So as a dumb 20-year-old kid living by himself in Pittsburgh, I thought it would be in my best interest to buy a gym membership that financially made no sense. So why would I buy a gym membership? It’s because of things I saw on Twitter and Instagram. I distinctly remember a tweet that showed up on my feed because of somebody I followed liking or retweeting it. I don’t remember exactly what the tweet said but it was along the lines of “Men under 5’8” are useless.”

This tweet in particular had something over 30,000 retweets and over 100,000 likes. I bring this up because as a man that’s well under 5’8”; to know that the perception of me to over 100,000 people is that I am considered “useless” is incredibly jarring. The human brain isn’t suited to comprehend what thousands of people may perceive us. This is something I’ve learned to get over as I get older, but surely this type of thing is happening to teens all over the country on a daily basis.

The tools of social media sites not only are detrimental to the perceptions of ourselves but to society’s perception of information. The example given in The Social Dilemma documentary is on if you were to type in “climate change is…” and let the Google engine auto-complete you’ll get different information just based on where you are physically in the world. This is also the case in Facebook and Twitter feeds. Where each user has their own echo-chamber tailored to the user. The best examples of how people can receive totally different streams of information is based on how Facebook and Twitter algorithms read it’s users.

For example, Facebook’s algorithm is designed in a way in which it has the ability to find users that are susceptible to believing in conspiracy theories and suggest different conspirator groups, such as Pizzagate and qAnon. A normal person wouldn’t ever see this type of faux-information. Sometimes these conspiracy theories can be as frivolous as “The Flat-Earth” conspiracy or can be extremely dangerous with Pizzagate. Pizzagate conspiracy was rooted in the idea that buying a pizza pie would, in turn, mean a human being was being trafficked, this information allowed a gunman to try and take over a pizza shop to check out a basement that did not exist because he believed there was a pedophile ring. Facebook had essentially created a propaganda machine that has been used by countries in under-developed countries to control its citizens.

Towards the end of Netflix’s tech documentary, the ideas that are being reflected about the threat of this disinformation age is that the existential threats are not using the phone itself, or advertisers getting you to watch one more video, or spend 5 more minutes on a site. The biggest threat is that misinformation is causing more polarization and more division. Creating more offline harm that is relatively violent. Tim Kendall, who was a former President of Pinterest was asked what he is most worried about happening in the near future. He responded with “In the shortest-horizon…Civil War.” How horrifying is that? That some of the people who created the very tools of what technology and social media believe that at the current rate we will be in a civil war in the new future.
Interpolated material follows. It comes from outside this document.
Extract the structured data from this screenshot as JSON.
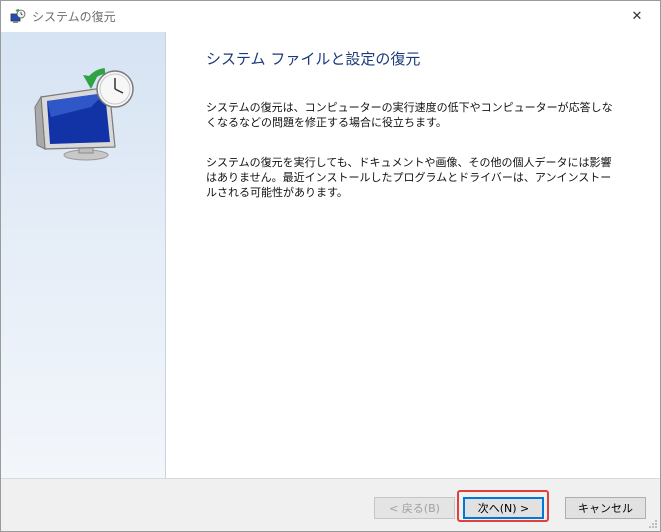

How do we stop this prospect? Well, the opinion shared with many of the tech engineers in The Social Dilemma and something I agree with; is that the problem isn’t with the tech or social media. The real problem is within the business model. There is no regulation on data mining users for companies. The idea is that if you regulate the amount of data that is taken from users or tax it. There is now no incentive for companies to pursue all the data out there because it wouldn’t fiscally benefit the company or the shareholders to do so. The reason none of it has changed is that the criticism hasn’t reached the mainstream. Who knows if it even gets there? The failures expended upon the tools of these technologies are not widely known, and that is why this documentary was made, to shine a light on the failings of the tech industry. Not in the tools they have created but being negligent to the ways the tools are being used to do harm.